Arizona Health Care Cost Containment System . (2009). Medicaid claiming program guide - AHCCCS. Medicaid Administrative Claiming Program Guide. https://www.azahcccs.gov/PlansProviders/Downloads/RFPInfo/YH10/School- BasedClaimingGuide_draft.pdf
S. Bachman and S. Flanagan Medstat Group. (1999). Medicaid Billings for idea services: Analysis and policy implications of site visit results. ASPE. https://aspe.hhs.gov/reports/medicaid- billings-idea-services-analysis-policy-implications-site-visit-results-0

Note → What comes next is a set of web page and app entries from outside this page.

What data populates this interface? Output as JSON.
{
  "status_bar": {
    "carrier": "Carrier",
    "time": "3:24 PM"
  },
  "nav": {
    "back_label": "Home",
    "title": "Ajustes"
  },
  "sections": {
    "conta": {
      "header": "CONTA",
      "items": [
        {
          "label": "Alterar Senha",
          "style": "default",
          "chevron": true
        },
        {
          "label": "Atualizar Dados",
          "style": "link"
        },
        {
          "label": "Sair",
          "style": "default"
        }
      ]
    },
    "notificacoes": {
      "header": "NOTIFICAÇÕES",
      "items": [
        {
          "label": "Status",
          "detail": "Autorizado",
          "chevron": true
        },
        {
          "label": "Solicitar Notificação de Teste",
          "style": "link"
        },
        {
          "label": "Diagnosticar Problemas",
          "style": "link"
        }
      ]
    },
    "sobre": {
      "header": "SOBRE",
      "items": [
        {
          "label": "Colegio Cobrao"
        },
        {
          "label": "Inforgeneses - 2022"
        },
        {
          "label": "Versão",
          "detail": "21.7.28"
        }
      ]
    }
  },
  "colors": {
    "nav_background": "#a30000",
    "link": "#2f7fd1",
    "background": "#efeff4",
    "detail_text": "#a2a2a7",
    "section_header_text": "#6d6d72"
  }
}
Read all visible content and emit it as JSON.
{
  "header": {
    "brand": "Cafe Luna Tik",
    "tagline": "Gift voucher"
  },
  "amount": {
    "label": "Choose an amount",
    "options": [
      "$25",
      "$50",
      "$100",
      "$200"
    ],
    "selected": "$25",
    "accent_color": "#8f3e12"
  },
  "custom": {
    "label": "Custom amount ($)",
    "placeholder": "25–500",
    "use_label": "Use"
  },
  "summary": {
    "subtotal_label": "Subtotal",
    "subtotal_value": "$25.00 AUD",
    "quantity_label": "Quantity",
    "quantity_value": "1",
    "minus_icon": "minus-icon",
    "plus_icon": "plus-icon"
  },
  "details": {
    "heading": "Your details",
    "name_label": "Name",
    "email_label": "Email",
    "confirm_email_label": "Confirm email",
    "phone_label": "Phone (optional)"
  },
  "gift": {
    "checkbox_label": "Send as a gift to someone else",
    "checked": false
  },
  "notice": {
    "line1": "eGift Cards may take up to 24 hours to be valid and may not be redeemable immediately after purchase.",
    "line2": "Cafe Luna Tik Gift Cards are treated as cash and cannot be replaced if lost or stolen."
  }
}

Assistant Secretary for Public Affairs (ASPA). (2023, January 23). HHS awards nearly 25 million to expand access to school-based health services. HHS.gov. https://www.hhs.gov/about/news/2022/05/03/hhs-awards-nearly-25-million-expand- access-school-based-health-services.html
Centers for Disease Control and Prevention. (2023, March 31). Health Services for teens. Centers for Disease Control and Prevention. https://www.cdc.gov/healthyyouth/healthservices/index.htm#:~:text=CDC%20recommends%20actions%20that%20school,community%2Dbased%20health%20service%20providers
Centers for Medicare & Medicaid Services, & Tsai, D., CMCS Informational Bulletin 1–19 (2022). Baltimore , MD; Centers for Medicare & Medicaid ServicesB.
The Centers for Medicare and Medicaid Services (CMS). (2023). Medicaid.gov. Delivering Services in School- Based Settings: A Comprehensive Guide to Medicaid Services and Administrative Claiming. https://www.medicaid.gov/sites/default/files/2023-07/sbs- guide-medicaid-services-administrative-claiming-ud.pdf
McCance-Katz, E., & Lynch, C. (2019, July 1). GUIDANCE TO STATES AND SCHOOL SYSTEMS ON ADDRESSING MENTAL HEALTH AND SUBSTANCE USE ISSUES IN SCHOOLS. https://store.samhsa.gov/sites/default/files/d7/priv/pep19-school-guide.pdf
O’Rourke, L. (2019, March). Medicaid 101 for School Superintendents. Alexandria ; The School Superintendents Association .
US Department of Education (ED). (2022, March 24). March 24, 2022 -- joint letter with secretary Xavier Becerra of HHS to governors regarding school based health services. Home. https://www2.ed.gov/policy/gen/guid/secletter/220324.html